BIOL 101 - Introductory Biology I

This is an introductory biology course emphasizing cell biology, bioenergetics, and plant and animal physiology.


Credits:  4


Hours: 90 (Lecture Hours 45; Laboratory Hours: 45)


Total Weeks:  15


Biology 11 or Biology 12
OR permission of the instructor.
Chemistry 11 is strongly recommended.


Non-Course Prerequisites:




Course Content:
Intro, molecules of life
Cell structure, function, reproduction
- membranes
- from gene to protein
- gene regulation
- cell communication
- energetics, enzymes
- respiration
- photosynthesis
Plant structure, function, physiology
- water relations, transport systems
- nutrition
- plant hormones
Animal structure, function, physiology
- digestion/nutrition
- circulation/respiration
- immune system
- water/nutrient balance, excretion
- nervous system
- sensory and motor mechanisms
- endocrine system
LABORATORIES (may include, but not limited to):
1. carbohydrate biochemistry
2. how things get into and out of cells
3. DNA replication, transcription, and translation
4. studies on an enzyme, acid phosphatase
5. effect of temperature and pH on catecholase
6. anaerobic respiration and photosynthetic pigments
7. photosynthesis: the light reaction
8. plant support and nutrition
9. mammalian cardiovascular physiology and anatomy
10. determining vitamin C concentration
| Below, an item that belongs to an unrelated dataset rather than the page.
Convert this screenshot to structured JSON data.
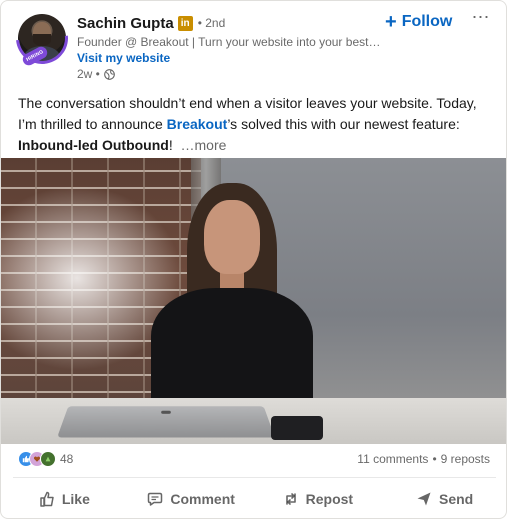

Learning Outcomes:
Students will acquire a basic understanding of what science is, and how science pertains to biological investigations. They will learn how to perform experiments to test biological hypotheses, as well as the structure and function of numerous biological systems. More specifically, after completing BIOL 101 students will be able to:
- Define scientific terms introduced in lecture and laboratory
- Describe the scientific method
- describe the chemical nature of compounds and atoms
- Describe the importance and chemical properties of water
- Describe the importance of carbon and functional groups in biological systems
- Describe the structure and function of the 4 macromolecules common to all living things
- Describe the similarities and differences between eukaryotic and prokaryotic cells
- Describe the structure and function of eukaryotic organelles and membranes
- Describe how ATP is created or utilized during fermentation, cell respiration, and photosynthesis
- Describe the similarities and differences between DNA and RNA
- Describe gene expression in eukaryotes

- Dontrast it to gene expression in prokaryotes


Grading System:  Letters


Passing Grade:  D (50%


Percentage of Individual Work:  100


Text Books:
Textbooks are subject to change.  Please contact the bookstore at your local campus for current book lists.